Dataset records:

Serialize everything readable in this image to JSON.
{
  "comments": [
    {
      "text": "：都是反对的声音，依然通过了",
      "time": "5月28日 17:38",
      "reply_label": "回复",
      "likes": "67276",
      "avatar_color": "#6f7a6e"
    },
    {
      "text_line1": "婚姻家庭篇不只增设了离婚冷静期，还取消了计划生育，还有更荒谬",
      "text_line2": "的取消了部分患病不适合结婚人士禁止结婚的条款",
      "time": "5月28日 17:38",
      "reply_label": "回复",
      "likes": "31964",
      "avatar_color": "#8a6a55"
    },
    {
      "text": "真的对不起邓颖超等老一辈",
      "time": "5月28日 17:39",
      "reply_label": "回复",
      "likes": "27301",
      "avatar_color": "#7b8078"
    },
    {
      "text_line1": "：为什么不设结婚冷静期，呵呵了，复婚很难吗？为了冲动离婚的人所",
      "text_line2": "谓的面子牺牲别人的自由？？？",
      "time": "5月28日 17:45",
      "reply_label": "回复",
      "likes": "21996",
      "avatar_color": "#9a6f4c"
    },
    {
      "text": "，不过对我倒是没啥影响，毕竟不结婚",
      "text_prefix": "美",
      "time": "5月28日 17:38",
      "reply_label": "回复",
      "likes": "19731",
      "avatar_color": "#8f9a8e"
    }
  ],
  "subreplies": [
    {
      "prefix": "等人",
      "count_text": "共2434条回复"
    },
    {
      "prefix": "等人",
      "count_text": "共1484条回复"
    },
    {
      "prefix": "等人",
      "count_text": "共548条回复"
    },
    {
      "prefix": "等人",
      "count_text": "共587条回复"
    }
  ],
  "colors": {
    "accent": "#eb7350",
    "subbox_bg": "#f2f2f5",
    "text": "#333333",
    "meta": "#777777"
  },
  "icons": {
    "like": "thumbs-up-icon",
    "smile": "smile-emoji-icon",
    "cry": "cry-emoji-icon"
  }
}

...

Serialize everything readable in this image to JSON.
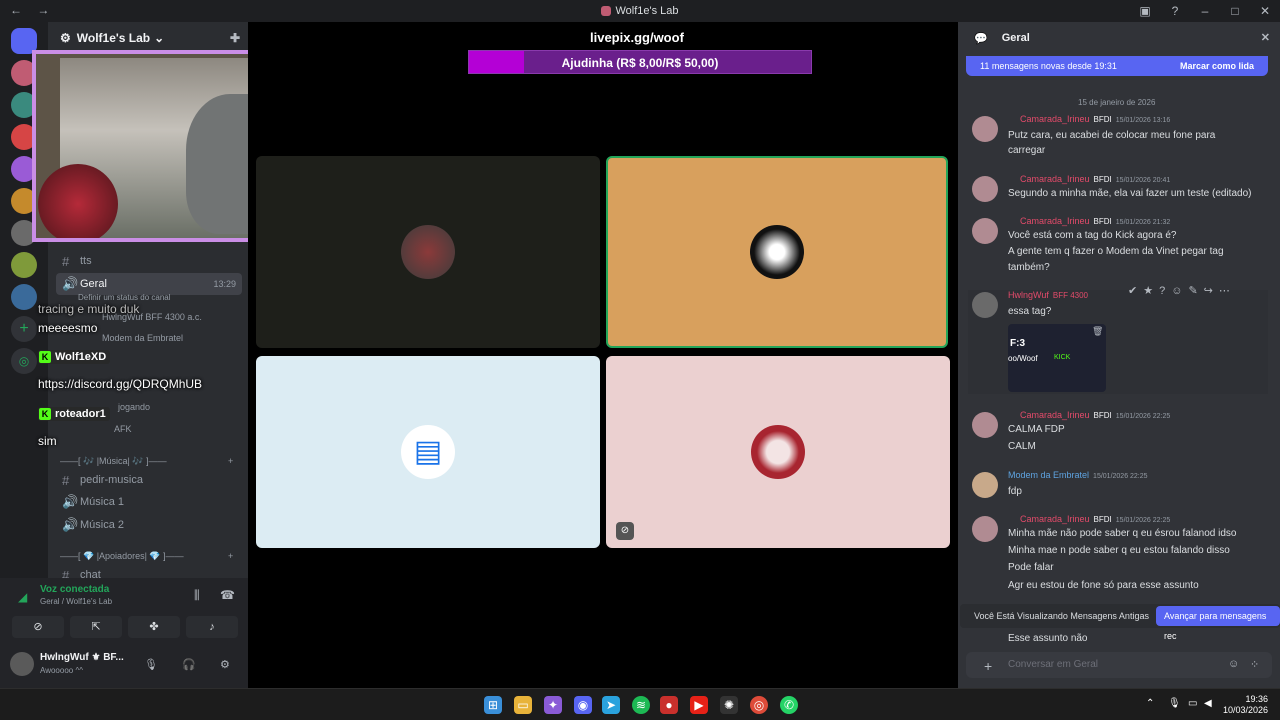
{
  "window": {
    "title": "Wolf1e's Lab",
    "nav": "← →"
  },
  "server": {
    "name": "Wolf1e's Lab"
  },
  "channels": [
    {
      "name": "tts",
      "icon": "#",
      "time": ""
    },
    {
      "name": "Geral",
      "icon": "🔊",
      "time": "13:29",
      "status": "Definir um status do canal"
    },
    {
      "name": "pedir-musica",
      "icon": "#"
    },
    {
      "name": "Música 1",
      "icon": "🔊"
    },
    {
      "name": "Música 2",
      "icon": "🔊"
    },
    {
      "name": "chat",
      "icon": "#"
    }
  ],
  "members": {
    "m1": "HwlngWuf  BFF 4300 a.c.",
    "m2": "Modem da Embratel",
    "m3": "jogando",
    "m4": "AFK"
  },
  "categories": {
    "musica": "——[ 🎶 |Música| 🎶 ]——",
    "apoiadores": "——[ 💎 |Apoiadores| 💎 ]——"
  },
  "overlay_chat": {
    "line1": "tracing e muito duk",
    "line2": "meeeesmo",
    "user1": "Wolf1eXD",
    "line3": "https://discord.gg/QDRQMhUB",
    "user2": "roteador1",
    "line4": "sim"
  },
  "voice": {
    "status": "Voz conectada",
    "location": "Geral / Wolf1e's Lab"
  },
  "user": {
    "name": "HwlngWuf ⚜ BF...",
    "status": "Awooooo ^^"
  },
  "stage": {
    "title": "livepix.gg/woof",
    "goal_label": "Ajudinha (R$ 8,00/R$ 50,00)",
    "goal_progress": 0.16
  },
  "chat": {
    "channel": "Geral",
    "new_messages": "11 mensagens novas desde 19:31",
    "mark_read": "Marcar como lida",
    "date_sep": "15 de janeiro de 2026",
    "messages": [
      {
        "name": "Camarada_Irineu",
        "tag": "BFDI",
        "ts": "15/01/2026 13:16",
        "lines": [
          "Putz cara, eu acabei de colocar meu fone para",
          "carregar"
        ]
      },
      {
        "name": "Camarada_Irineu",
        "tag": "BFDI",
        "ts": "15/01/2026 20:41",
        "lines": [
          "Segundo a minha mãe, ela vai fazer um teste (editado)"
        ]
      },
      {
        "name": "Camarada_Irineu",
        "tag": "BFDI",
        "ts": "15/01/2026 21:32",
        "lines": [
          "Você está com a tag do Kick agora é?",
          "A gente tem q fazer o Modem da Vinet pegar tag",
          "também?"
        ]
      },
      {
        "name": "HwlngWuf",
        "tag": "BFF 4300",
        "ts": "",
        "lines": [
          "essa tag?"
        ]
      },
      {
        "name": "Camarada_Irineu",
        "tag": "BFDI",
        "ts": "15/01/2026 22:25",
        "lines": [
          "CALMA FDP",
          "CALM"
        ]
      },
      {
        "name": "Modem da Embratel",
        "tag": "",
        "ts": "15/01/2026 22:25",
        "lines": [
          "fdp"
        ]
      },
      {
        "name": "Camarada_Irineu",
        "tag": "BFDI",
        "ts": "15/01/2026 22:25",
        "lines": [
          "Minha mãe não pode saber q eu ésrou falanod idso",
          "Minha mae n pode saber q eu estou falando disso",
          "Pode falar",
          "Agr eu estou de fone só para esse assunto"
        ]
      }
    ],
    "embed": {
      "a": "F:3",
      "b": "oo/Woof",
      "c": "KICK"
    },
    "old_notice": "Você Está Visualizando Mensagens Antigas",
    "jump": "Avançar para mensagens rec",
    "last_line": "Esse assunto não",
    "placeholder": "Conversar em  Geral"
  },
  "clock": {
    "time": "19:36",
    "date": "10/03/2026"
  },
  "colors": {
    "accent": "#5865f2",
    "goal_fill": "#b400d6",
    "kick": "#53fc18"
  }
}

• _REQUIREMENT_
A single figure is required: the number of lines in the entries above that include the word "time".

• _RESULT OF THE EXERCISE_
8